‘Bite of these higher rates is gaining traction almost every day,’ KBW CEO Thomas Michaud warns


'Bite of these higher rates is gaining traction almost every day,' KBW CEO Thomas Michaud says

A major financial services CEO warns the economy hasn’t fully absorbed higher interest rates yet.

Thomas Michaud, who runs Stifel company KBW, notes there’s a delayed reaction in the marketplace from the last hike — calling a 25 basis point move at 5% a very different situation than off a half percent.

“This is getting to be the real deal at the moment because of the level of rates,” he told CNBC’s “Fast Money” on Wednesday. “The bite of these higher rates is gaining traction almost every day.”

Michaud delivered the call hours after the Federal Reserve decided to leave interest rates unchanged. It comes after ten rate hikes in a row.

The Fed signaled on Wednesday two more hikes are ahead this year. Michaud expects one to happen in July. However, he questions whether policymakers will raise rates a second time.

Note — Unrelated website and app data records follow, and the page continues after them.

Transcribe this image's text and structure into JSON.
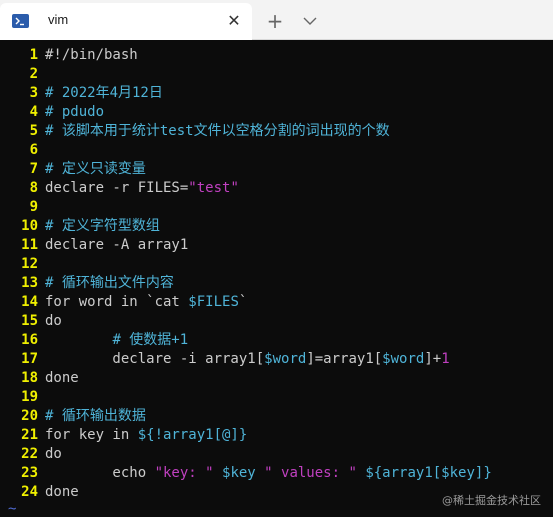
{
  "tab": {
    "title": "vim",
    "close_glyph": "✕"
  },
  "new_tab_glyph": "+",
  "lines": [
    {
      "n": "1",
      "segs": [
        {
          "t": "#!/bin/bash",
          "c": ""
        }
      ]
    },
    {
      "n": "2",
      "segs": []
    },
    {
      "n": "3",
      "segs": [
        {
          "t": "# 2022年4月12日",
          "c": "c-comment"
        }
      ]
    },
    {
      "n": "4",
      "segs": [
        {
          "t": "# pdudo",
          "c": "c-comment"
        }
      ]
    },
    {
      "n": "5",
      "segs": [
        {
          "t": "# 该脚本用于统计test文件以空格分割的词出现的个数",
          "c": "c-comment"
        }
      ]
    },
    {
      "n": "6",
      "segs": []
    },
    {
      "n": "7",
      "segs": [
        {
          "t": "# 定义只读变量",
          "c": "c-comment"
        }
      ]
    },
    {
      "n": "8",
      "segs": [
        {
          "t": "declare -r FILES=",
          "c": ""
        },
        {
          "t": "\"test\"",
          "c": "c-string"
        }
      ]
    },
    {
      "n": "9",
      "segs": []
    },
    {
      "n": "10",
      "segs": [
        {
          "t": "# 定义字符型数组",
          "c": "c-comment"
        }
      ]
    },
    {
      "n": "11",
      "segs": [
        {
          "t": "declare -A array1",
          "c": ""
        }
      ]
    },
    {
      "n": "12",
      "segs": []
    },
    {
      "n": "13",
      "segs": [
        {
          "t": "# 循环输出文件内容",
          "c": "c-comment"
        }
      ]
    },
    {
      "n": "14",
      "segs": [
        {
          "t": "for word in `cat ",
          "c": ""
        },
        {
          "t": "$FILES",
          "c": "c-var"
        },
        {
          "t": "`",
          "c": ""
        }
      ]
    },
    {
      "n": "15",
      "segs": [
        {
          "t": "do",
          "c": ""
        }
      ]
    },
    {
      "n": "16",
      "segs": [
        {
          "t": "        ",
          "c": ""
        },
        {
          "t": "# 使数据+1",
          "c": "c-comment"
        }
      ]
    },
    {
      "n": "17",
      "segs": [
        {
          "t": "        declare -i array1[",
          "c": ""
        },
        {
          "t": "$word",
          "c": "c-var"
        },
        {
          "t": "]=array1[",
          "c": ""
        },
        {
          "t": "$word",
          "c": "c-var"
        },
        {
          "t": "]+",
          "c": ""
        },
        {
          "t": "1",
          "c": "c-string"
        }
      ]
    },
    {
      "n": "18",
      "segs": [
        {
          "t": "done",
          "c": ""
        }
      ]
    },
    {
      "n": "19",
      "segs": []
    },
    {
      "n": "20",
      "segs": [
        {
          "t": "# 循环输出数据",
          "c": "c-comment"
        }
      ]
    },
    {
      "n": "21",
      "segs": [
        {
          "t": "for key in ",
          "c": ""
        },
        {
          "t": "${!array1[@]}",
          "c": "c-var"
        }
      ]
    },
    {
      "n": "22",
      "segs": [
        {
          "t": "do",
          "c": ""
        }
      ]
    },
    {
      "n": "23",
      "segs": [
        {
          "t": "        echo ",
          "c": ""
        },
        {
          "t": "\"key: \" ",
          "c": "c-string"
        },
        {
          "t": "$key",
          "c": "c-var"
        },
        {
          "t": " \" values: \" ",
          "c": "c-string"
        },
        {
          "t": "${array1[$key]}",
          "c": "c-var"
        }
      ]
    },
    {
      "n": "24",
      "segs": [
        {
          "t": "done",
          "c": ""
        }
      ]
    }
  ],
  "tilde": "~",
  "watermark": "@稀土掘金技术社区"
}
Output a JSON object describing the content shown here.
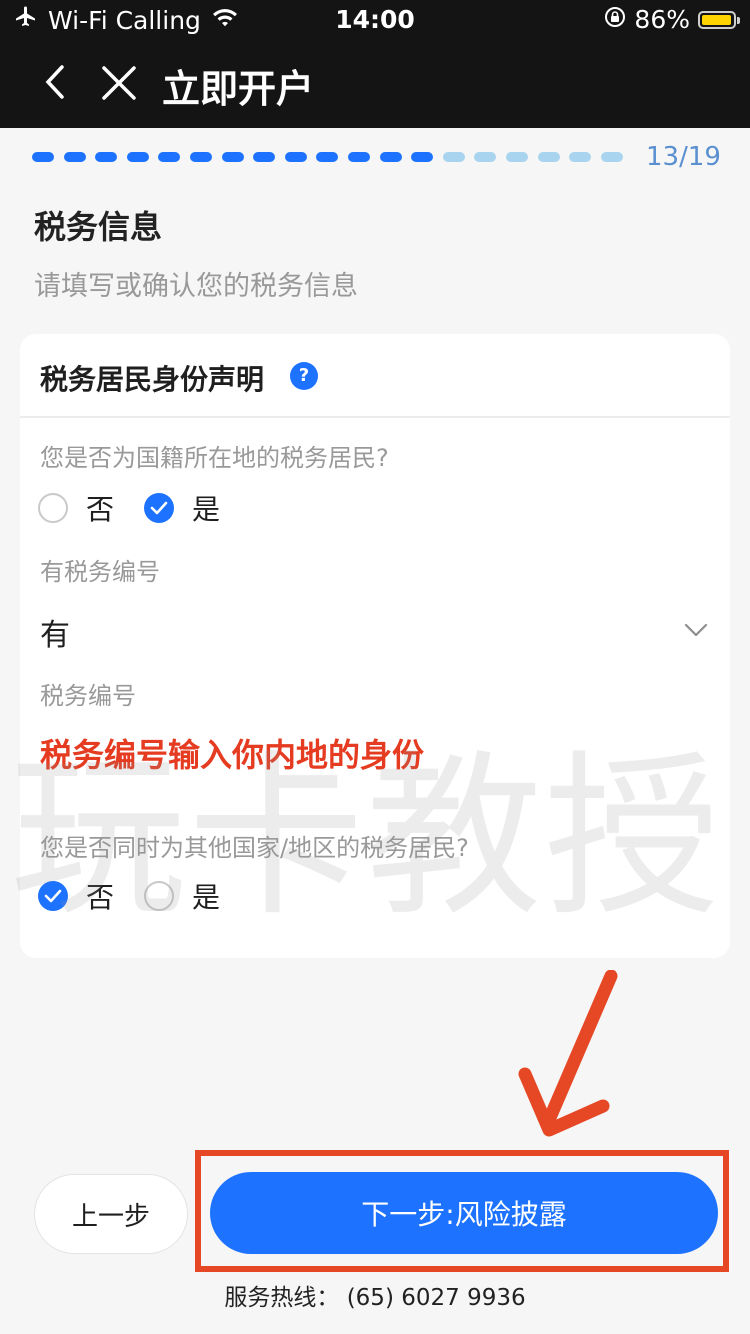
{
  "status_bar": {
    "carrier": "Wi-Fi Calling",
    "time": "14:00",
    "battery_percent": "86%"
  },
  "nav": {
    "title": "立即开户"
  },
  "progress": {
    "current": 13,
    "total": 19,
    "label": "13/19"
  },
  "page": {
    "title": "税务信息",
    "subtitle": "请填写或确认您的税务信息"
  },
  "card": {
    "title": "税务居民身份声明",
    "help": "?",
    "q1": {
      "label": "您是否为国籍所在地的税务居民?",
      "options": [
        "否",
        "是"
      ],
      "selected": "是"
    },
    "tax_id_has": {
      "label": "有税务编号",
      "value": "有"
    },
    "tax_id": {
      "label": "税务编号",
      "note": "税务编号输入你内地的身份"
    },
    "q2": {
      "label": "您是否同时为其他国家/地区的税务居民?",
      "options": [
        "否",
        "是"
      ],
      "selected": "否"
    }
  },
  "watermark": "玩卡教授",
  "buttons": {
    "prev": "上一步",
    "next": "下一步:风险披露"
  },
  "hotline": "服务热线： (65) 6027 9936",
  "colors": {
    "primary": "#1d73ff",
    "annotation_red": "#e64725",
    "progress_done": "#1d73ff",
    "progress_todo": "#a8d4f0"
  }
}
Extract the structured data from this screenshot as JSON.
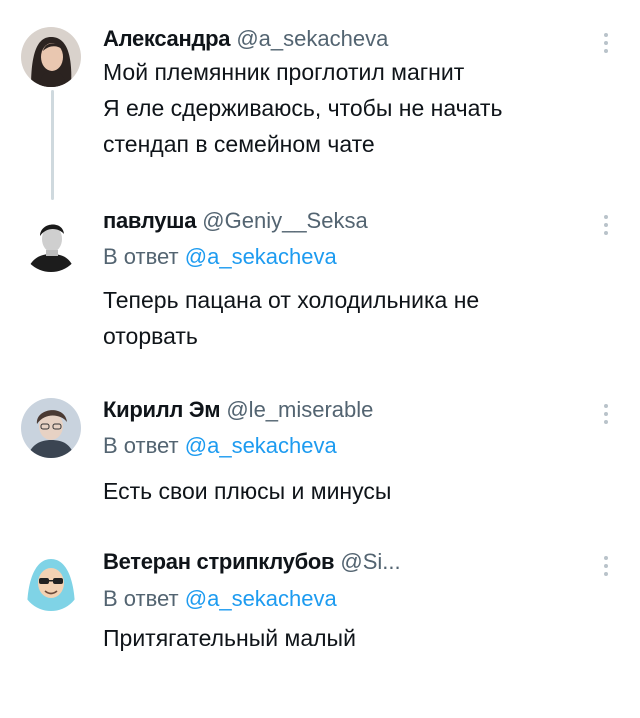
{
  "tweets": [
    {
      "name": "Александра",
      "handle": "@a_sekacheva",
      "avatar_icon": "woman-portrait-avatar",
      "lines": [
        "Мой племянник проглотил магнит",
        "Я еле сдерживаюсь, чтобы не начать",
        "стендап в семейном чате"
      ]
    },
    {
      "name": "павлуша",
      "handle": "@Geniy__Seksa",
      "avatar_icon": "man-portrait-avatar",
      "reply_prefix": "В ответ",
      "reply_to": "@a_sekacheva",
      "lines": [
        "Теперь пацана от холодильника не",
        "оторвать"
      ]
    },
    {
      "name": "Кирилл Эм",
      "handle": "@le_miserable",
      "avatar_icon": "man-portrait-avatar",
      "reply_prefix": "В ответ",
      "reply_to": "@a_sekacheva",
      "lines": [
        "Есть свои плюсы и минусы"
      ]
    },
    {
      "name": "Ветеран стрипклубов",
      "handle": "@Si...",
      "avatar_icon": "hooded-cartoon-avatar",
      "reply_prefix": "В ответ",
      "reply_to": "@a_sekacheva",
      "lines": [
        "Притягательный малый"
      ]
    }
  ],
  "colors": {
    "text": "#0f1419",
    "secondary": "#536471",
    "link": "#1d9bf0",
    "thread_line": "#cfd9de"
  }
}
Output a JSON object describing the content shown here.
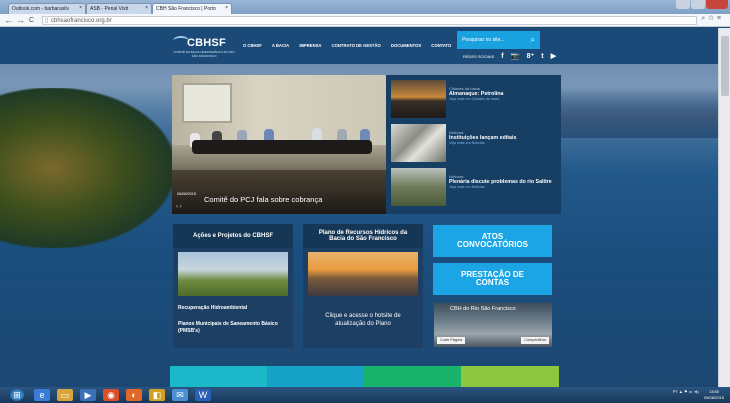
{
  "browser": {
    "tabs": [
      {
        "label": "Outlook.com - barbarasilv"
      },
      {
        "label": "ASB - Penal Vistt"
      },
      {
        "label": "CBH São Francisco | Porto"
      }
    ],
    "url": "cbhsaofrancisco.org.br",
    "back": "←",
    "forward": "→",
    "reload": "C"
  },
  "header": {
    "logo_name": "CBHSF",
    "logo_sub": "COMITÊ DA BACIA HIDROGRÁFICA DO RIO SÃO FRANCISCO",
    "menu": [
      "O CBHSF",
      "A BACIA",
      "IMPRENSA",
      "CONTRATO DE GESTÃO",
      "DOCUMENTOS",
      "CONTATO"
    ],
    "search_placeholder": "Pesquisar no site...",
    "social_label": "REDES SOCIAIS",
    "social_icons": [
      "f",
      "📷",
      "8⁺",
      "t",
      "▶"
    ]
  },
  "hero": {
    "date": "06/08/2015",
    "caption": "Comitê do PCJ fala sobre cobrança",
    "dots": "‹  ›"
  },
  "news": [
    {
      "category": "Cidades da bacia",
      "title": "Almanaque: Petrolina",
      "more": "Veja mais em Cidades da bacia"
    },
    {
      "category": "Notícias",
      "title": "Instituições lançam editais",
      "more": "Veja mais em Notícias"
    },
    {
      "category": "Notícias",
      "title": "Plenária discute problemas do rio Salitre",
      "more": "Veja mais em Notícias"
    }
  ],
  "boxes": {
    "acoes_title": "Ações e Projetos do CBHSF",
    "acoes_links": [
      "Recuperação Hidroambiental",
      "Planos Municipais de Saneamento Básico (PMSB's)"
    ],
    "plano_title": "Plano de Recursos Hídricos da Bacia do São Francisco",
    "plano_text": "Clique e acesse o hotsite de atualização do Plano",
    "cta1": "ATOS CONVOCATÓRIOS",
    "cta2": "PRESTAÇÃO DE CONTAS",
    "fb_title": "CBH do Rio São Francisco",
    "fb_btn1": "Curtir Página",
    "fb_btn2": "Compartilhar"
  },
  "strip_colors": [
    "#1ab8c9",
    "#17a2c7",
    "#19b36b",
    "#8dc63f"
  ],
  "taskbar": {
    "lang": "PT",
    "time": "13:50",
    "date": "05/08/2015"
  }
}
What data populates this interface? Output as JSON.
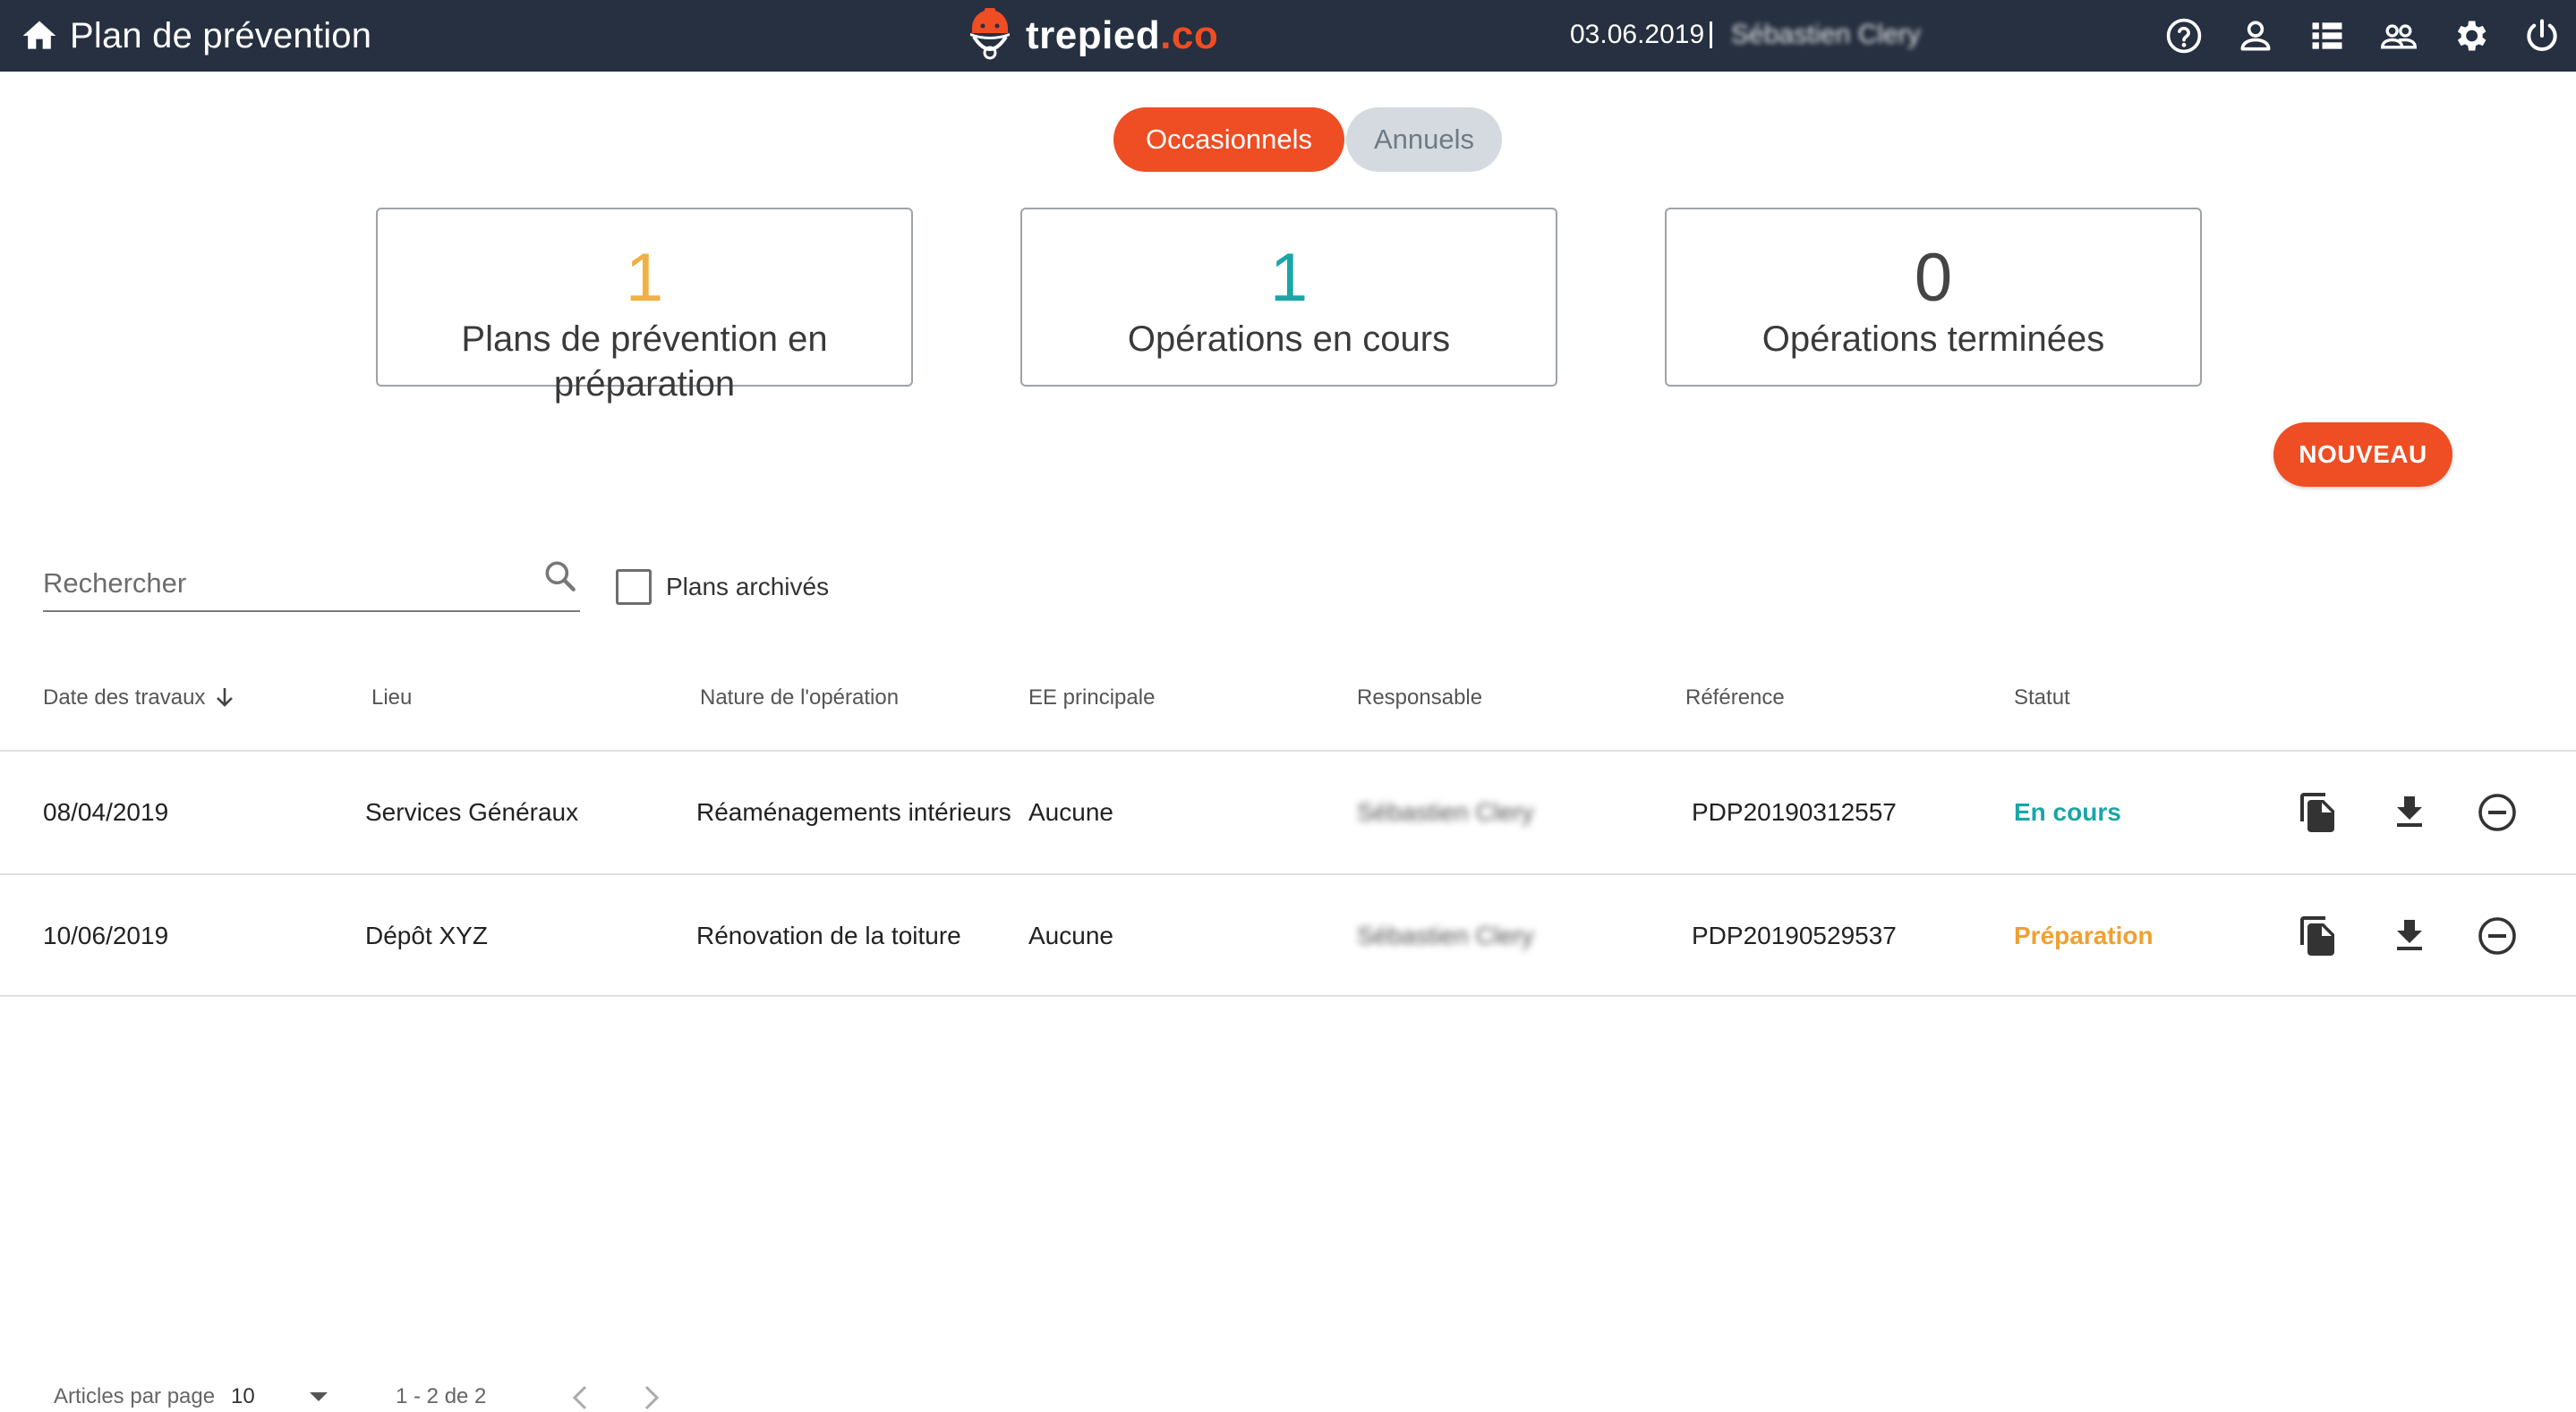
{
  "header": {
    "title": "Plan de prévention",
    "logo_text_main": "trepied",
    "logo_text_accent": ".co",
    "date": "03.06.2019",
    "user_name": "Sébastien Clery",
    "icons": [
      "help-icon",
      "user-icon",
      "list-icon",
      "group-icon",
      "gear-icon",
      "power-icon"
    ],
    "background_color": "#263040"
  },
  "tabs": [
    {
      "label": "Occasionnels",
      "active": true
    },
    {
      "label": "Annuels",
      "active": false
    }
  ],
  "stats": [
    {
      "value": "1",
      "label": "Plans de prévention en préparation",
      "color": "#f0b043"
    },
    {
      "value": "1",
      "label": "Opérations en cours",
      "color": "#1aa6a6"
    },
    {
      "value": "0",
      "label": "Opérations terminées",
      "color": "#444444"
    }
  ],
  "new_button_label": "NOUVEAU",
  "search": {
    "placeholder": "Rechercher",
    "value": ""
  },
  "archived_filter": {
    "label": "Plans archivés",
    "checked": false
  },
  "table": {
    "columns": [
      "Date des travaux",
      "Lieu",
      "Nature de l'opération",
      "EE principale",
      "Responsable",
      "Référence",
      "Statut"
    ],
    "sort_column": "Date des travaux",
    "sort_direction": "descending",
    "rows": [
      {
        "date": "08/04/2019",
        "lieu": "Services Généraux",
        "nature": "Réaménagements intérieurs",
        "ee": "Aucune",
        "responsable": "Sébastien Clery",
        "reference": "PDP20190312557",
        "statut": "En cours",
        "statut_color": "#1aa6a6"
      },
      {
        "date": "10/06/2019",
        "lieu": "Dépôt XYZ",
        "nature": "Rénovation de la toiture",
        "ee": "Aucune",
        "responsable": "Sébastien Clery",
        "reference": "PDP20190529537",
        "statut": "Préparation",
        "statut_color": "#f0a030"
      }
    ],
    "row_actions": [
      "copy-icon",
      "download-icon",
      "remove-circle-icon"
    ]
  },
  "pagination": {
    "per_page_label": "Articles par page",
    "per_page_value": "10",
    "range_text": "1 - 2 de 2"
  },
  "accent_color": "#ef4d23"
}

“Trying to deliver a new message with these dots is not what I’m willing to hang my hat on from what I see happening in the economy,” he said. “The economy is slowing. So, I think we’re near the end of this rate increase cycle.”

He lists interest rate sensitive areas of the economy already in a recession: Office space in urban areas, residential mortgage originations and investment banking revenues. He sees the problems contributing to more pain in regional banks.

“Banks were already tightening in the fourth quarter of last year. It didn’t just start in March. Loan growth had been slowing,” added Michaud. “There are elements of like the global financial crisis that are in bank stocks right now.”

According to Michaud, the regional bank rally is a short-term bounce. The SPDR S&P Regional Banking ETF is up almost 18% over the past month.

“The overall industry rally for all participants probably doesn’t happen until we get some more stability in what we think the earnings are going to be,” said Michaud. “Earnings estimates haven’t settled. They haven’t stopped going down.”

He sees a shift from adjusting to the new interest rate environment to credit quality in the second half of this year.

“Before the first quarter we cut bank estimates by 11%. After the quarter, we cut them by 4%.” Michaud said. “My instincts are we are going to cut them again.”


This article was originally published on CNBC